What you should do: Could you write out the listing below again, exactly?

Source material:
..........

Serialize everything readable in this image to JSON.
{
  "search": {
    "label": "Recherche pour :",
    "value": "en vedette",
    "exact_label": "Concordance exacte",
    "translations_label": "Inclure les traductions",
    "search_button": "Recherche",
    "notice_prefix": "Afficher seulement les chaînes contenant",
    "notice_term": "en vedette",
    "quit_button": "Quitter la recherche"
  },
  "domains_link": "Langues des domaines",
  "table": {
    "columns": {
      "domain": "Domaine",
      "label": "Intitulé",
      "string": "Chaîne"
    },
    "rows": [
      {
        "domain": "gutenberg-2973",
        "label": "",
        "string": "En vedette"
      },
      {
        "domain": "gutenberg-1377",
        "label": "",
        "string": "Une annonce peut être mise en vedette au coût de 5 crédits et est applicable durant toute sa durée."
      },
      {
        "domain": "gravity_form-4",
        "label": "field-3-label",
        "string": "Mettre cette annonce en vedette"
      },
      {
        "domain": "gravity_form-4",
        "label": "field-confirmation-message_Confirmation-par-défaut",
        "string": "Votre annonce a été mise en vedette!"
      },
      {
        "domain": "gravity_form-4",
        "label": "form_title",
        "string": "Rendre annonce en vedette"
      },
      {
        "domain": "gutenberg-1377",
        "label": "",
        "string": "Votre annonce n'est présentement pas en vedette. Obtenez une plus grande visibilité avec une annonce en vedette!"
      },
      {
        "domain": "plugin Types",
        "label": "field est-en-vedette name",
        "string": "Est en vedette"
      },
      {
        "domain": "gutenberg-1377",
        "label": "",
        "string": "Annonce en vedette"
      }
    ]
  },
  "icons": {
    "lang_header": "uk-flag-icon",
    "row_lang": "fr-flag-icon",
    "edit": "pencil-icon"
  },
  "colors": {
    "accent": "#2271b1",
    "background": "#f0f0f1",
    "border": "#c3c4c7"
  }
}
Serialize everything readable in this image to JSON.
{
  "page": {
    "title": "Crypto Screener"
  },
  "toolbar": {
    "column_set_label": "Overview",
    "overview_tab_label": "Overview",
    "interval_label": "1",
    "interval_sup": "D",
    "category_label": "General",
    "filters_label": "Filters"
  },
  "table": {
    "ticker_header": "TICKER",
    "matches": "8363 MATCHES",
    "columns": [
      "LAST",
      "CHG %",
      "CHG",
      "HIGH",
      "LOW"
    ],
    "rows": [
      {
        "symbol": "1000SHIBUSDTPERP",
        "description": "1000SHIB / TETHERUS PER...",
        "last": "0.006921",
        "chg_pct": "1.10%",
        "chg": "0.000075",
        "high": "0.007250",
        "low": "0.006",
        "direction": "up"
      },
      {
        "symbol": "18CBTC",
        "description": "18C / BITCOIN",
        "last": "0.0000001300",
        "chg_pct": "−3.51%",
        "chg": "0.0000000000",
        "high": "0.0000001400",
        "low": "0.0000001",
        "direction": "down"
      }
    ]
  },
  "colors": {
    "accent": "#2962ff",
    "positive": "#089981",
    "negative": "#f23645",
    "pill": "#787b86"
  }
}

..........

Task answer:
Serialize everything readable in this image to JSON.
{
  "search": {
    "label": "Recherche pour :",
    "value": "en vedette",
    "exact_label": "Concordance exacte",
    "translations_label": "Inclure les traductions",
    "search_button": "Recherche",
    "notice_prefix": "Afficher seulement les chaînes contenant",
    "notice_term": "en vedette",
    "quit_button": "Quitter la recherche"
  },
  "domains_link": "Langues des domaines",
  "table": {
    "columns": {
      "domain": "Domaine",
      "label": "Intitulé",
      "string": "Chaîne"
    },
    "rows": [
      {
        "domain": "gutenberg-2973",
        "label": "",
        "string": "En vedette"
      },
      {
        "domain": "gutenberg-1377",
        "label": "",
        "string": "Une annonce peut être mise en vedette au coût de 5 crédits et est applicable durant toute sa durée."
      },
      {
        "domain": "gravity_form-4",
        "label": "field-3-label",
        "string": "Mettre cette annonce en vedette"
      },
      {
        "domain": "gravity_form-4",
        "label": "field-confirmation-message_Confirmation-par-défaut",
        "string": "Votre annonce a été mise en vedette!"
      },
      {
        "domain": "gravity_form-4",
        "label": "form_title",
        "string": "Rendre annonce en vedette"
      },
      {
        "domain": "gutenberg-1377",
        "label": "",
        "string": "Votre annonce n'est présentement pas en vedette. Obtenez une plus grande visibilité avec une annonce en vedette!"
      },
      {
        "domain": "plugin Types",
        "label": "field est-en-vedette name",
        "string": "Est en vedette"
      },
      {
        "domain": "gutenberg-1377",
        "label": "",
        "string": "Annonce en vedette"
      }
    ]
  },
  "icons": {
    "lang_header": "uk-flag-icon",
    "row_lang": "fr-flag-icon",
    "edit": "pencil-icon"
  },
  "colors": {
    "accent": "#2271b1",
    "background": "#f0f0f1",
    "border": "#c3c4c7"
  }
}
Serialize everything readable in this image to JSON.
{
  "page": {
    "title": "Crypto Screener"
  },
  "toolbar": {
    "column_set_label": "Overview",
    "overview_tab_label": "Overview",
    "interval_label": "1",
    "interval_sup": "D",
    "category_label": "General",
    "filters_label": "Filters"
  },
  "table": {
    "ticker_header": "TICKER",
    "matches": "8363 MATCHES",
    "columns": [
      "LAST",
      "CHG %",
      "CHG",
      "HIGH",
      "LOW"
    ],
    "rows": [
      {
        "symbol": "1000SHIBUSDTPERP",
        "description": "1000SHIB / TETHERUS PER...",
        "last": "0.006921",
        "chg_pct": "1.10%",
        "chg": "0.000075",
        "high": "0.007250",
        "low": "0.006",
        "direction": "up"
      },
      {
        "symbol": "18CBTC",
        "description": "18C / BITCOIN",
        "last": "0.0000001300",
        "chg_pct": "−3.51%",
        "chg": "0.0000000000",
        "high": "0.0000001400",
        "low": "0.0000001",
        "direction": "down"
      }
    ]
  },
  "colors": {
    "accent": "#2962ff",
    "positive": "#089981",
    "negative": "#f23645",
    "pill": "#787b86"
  }
}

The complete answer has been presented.